The Webley, Pro-Tilt bipod is a good enough copy of the Harris BRS (bench rest swivel), which in my opinion is the best pod ever made. It has quick-adjust, pre-notched legs and rubber covers over the external springs to reduce the ‘twang’ noise as they deploy. The scissors clamp that attached to the QD sling stud is a bit floppy but tight when done up. Overall a good design and if you are going to reproduce something you might as well use the best as your inspiration…
With that done all that remains is to screw on the Sonics 45 moderator. I have tested these before and use them myself and they are excellent.

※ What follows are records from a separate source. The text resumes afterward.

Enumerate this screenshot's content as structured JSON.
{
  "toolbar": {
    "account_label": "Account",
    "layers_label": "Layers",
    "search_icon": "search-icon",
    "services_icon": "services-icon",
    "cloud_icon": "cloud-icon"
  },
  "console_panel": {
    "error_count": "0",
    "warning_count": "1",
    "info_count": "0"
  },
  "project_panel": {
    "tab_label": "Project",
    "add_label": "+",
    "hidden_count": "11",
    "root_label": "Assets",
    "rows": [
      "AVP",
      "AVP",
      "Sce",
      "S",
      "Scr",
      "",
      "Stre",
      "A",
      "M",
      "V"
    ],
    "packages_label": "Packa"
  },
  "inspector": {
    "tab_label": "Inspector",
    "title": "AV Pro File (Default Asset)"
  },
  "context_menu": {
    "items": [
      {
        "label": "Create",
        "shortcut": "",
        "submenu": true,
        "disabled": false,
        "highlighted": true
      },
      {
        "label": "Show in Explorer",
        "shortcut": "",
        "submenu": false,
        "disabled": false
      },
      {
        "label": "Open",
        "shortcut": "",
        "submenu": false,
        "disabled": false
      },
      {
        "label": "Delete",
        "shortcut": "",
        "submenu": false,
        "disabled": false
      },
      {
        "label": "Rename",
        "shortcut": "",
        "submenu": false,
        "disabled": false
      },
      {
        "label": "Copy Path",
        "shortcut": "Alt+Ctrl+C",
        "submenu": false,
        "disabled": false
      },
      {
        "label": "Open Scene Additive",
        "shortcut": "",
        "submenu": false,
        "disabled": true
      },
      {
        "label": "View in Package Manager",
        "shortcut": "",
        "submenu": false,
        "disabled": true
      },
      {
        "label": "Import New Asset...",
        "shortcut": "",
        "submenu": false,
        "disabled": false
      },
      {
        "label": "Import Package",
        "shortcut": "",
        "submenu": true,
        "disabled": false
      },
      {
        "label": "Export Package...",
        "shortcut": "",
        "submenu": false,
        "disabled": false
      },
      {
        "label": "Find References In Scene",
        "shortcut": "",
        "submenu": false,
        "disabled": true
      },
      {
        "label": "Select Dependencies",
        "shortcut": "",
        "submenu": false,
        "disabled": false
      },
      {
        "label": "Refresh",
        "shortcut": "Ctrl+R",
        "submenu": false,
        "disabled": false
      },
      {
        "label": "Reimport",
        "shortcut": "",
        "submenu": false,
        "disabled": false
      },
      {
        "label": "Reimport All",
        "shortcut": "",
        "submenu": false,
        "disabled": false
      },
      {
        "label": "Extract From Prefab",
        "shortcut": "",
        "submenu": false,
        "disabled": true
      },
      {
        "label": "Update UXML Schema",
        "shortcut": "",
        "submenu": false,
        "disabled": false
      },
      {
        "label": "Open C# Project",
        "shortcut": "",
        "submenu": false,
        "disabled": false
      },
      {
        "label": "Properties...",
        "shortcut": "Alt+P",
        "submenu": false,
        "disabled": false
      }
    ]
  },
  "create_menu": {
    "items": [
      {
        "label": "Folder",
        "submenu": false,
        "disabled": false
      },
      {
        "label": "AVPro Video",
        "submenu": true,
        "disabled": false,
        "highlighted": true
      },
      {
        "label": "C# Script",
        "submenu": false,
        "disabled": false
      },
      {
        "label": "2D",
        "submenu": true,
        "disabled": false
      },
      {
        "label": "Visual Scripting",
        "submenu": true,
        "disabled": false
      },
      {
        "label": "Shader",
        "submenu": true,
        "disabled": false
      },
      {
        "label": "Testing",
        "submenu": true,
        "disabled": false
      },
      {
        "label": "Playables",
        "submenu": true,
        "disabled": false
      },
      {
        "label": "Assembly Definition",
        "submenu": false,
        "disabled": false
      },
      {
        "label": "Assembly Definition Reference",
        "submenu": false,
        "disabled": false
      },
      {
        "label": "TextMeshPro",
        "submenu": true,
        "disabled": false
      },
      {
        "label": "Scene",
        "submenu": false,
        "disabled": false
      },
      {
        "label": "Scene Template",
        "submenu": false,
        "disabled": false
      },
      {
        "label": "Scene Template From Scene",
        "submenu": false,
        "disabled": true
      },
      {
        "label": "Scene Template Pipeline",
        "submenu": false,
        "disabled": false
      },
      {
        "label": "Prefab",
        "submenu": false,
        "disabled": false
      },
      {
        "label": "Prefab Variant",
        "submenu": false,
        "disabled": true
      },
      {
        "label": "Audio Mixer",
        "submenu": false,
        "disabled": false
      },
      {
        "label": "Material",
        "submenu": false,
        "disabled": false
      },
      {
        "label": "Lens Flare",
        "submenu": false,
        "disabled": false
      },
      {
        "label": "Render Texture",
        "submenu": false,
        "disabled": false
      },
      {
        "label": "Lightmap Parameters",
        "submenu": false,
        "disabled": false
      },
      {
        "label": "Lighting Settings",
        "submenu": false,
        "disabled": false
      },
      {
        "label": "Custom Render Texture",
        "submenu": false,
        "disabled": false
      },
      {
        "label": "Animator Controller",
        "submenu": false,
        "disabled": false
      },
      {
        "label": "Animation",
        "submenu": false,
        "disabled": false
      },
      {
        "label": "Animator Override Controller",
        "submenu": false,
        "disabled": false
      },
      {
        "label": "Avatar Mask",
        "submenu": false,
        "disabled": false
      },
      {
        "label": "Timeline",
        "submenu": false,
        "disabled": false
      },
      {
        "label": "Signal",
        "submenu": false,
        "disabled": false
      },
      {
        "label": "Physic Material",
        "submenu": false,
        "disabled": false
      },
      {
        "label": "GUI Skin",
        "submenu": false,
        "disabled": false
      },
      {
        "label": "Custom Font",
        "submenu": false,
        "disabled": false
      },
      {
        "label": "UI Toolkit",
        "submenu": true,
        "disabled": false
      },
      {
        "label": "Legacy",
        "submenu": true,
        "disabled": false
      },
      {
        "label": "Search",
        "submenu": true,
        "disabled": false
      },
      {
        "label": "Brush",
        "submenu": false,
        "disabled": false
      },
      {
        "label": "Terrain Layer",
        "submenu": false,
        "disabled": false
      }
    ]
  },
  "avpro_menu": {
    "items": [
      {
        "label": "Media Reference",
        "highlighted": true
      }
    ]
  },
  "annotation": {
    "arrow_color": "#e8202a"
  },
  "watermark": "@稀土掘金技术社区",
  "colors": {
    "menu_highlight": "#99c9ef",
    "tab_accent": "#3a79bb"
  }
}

This modular, reflex design comes with two C-spanners so you can strip the individual baffle sections for cleaning, also a tube of anti-seize fluid to stop the threads binding when they get full of crud.
OFF THE BENCH
For the test I used three brands of ammo – PPU 100-grain soft point, Norma 75-grain V-MAX and Winchester 95-grain Ballistic Silver Tip. As can be seen the shorter, 20” tube is velocity sensitive, with neither the PPU or Norma making large deer legal and the Winchester only scraping in with 90 ft/lbs to spare. With a 100-grain bullet you need to be making at least 2800 fps and with the 75 – 3200 fps.
It’s interesting what a few inches more barrel will do, last month I tested a Blaser R8 in 243 Win with a 22” tube and with the same PPU 100-grain soft point load it was achieving a tad over 1700 ft/lbs. As can be seen accuracy is not an issue and the easier handling of a shorter rifle is often more appreciated. But be aware of the potential for velocity loss and try a few brands out to see what works best!
No complaints on general feel and function, the action cycled smoothly and the plunger-type ejector kicked cases out easily no matter how fast or slow you worked the bolt. The trigger was excellent with a crisp and near drag-free break of 3 lbs, it’s easy enough to adjust too. But coming out of the box like that I say leave it alone!
The Howa has a 3-position safety – forward FIRE, middle SAFE with bolt operation and rear SAFE bolt locked. It’s located rear/right of the action and is easy to operate with the firing hand thumb with not a lot of disturbance to the shooting position.
The barrel is not floated and the flexible nature of the forend means it can come up and touch it, so be aware of this on and off a bipod. Though the Hogue is a tough and practical design, I would be tempted to go with either the in-house laminate T/H sporter or varmint or the Bell & Carlson fibreglass unit with alloy bedding block, which has a wide/deep barrel channel; better suited to this rifles dimensions. But as part of the package the Hogue is well priced and it might be what you like.
Apart from a couple of minor niggles I reckon this is a good rifle, scope and accessory package. This one is set up in 243 Win. But if you don’t fancy that then just use the Dream it, Build It programme to make your own special system.
Blued Sporter £899
Stainless Sporter £1019
Blued Varmint £949
Stainless Varmint £1069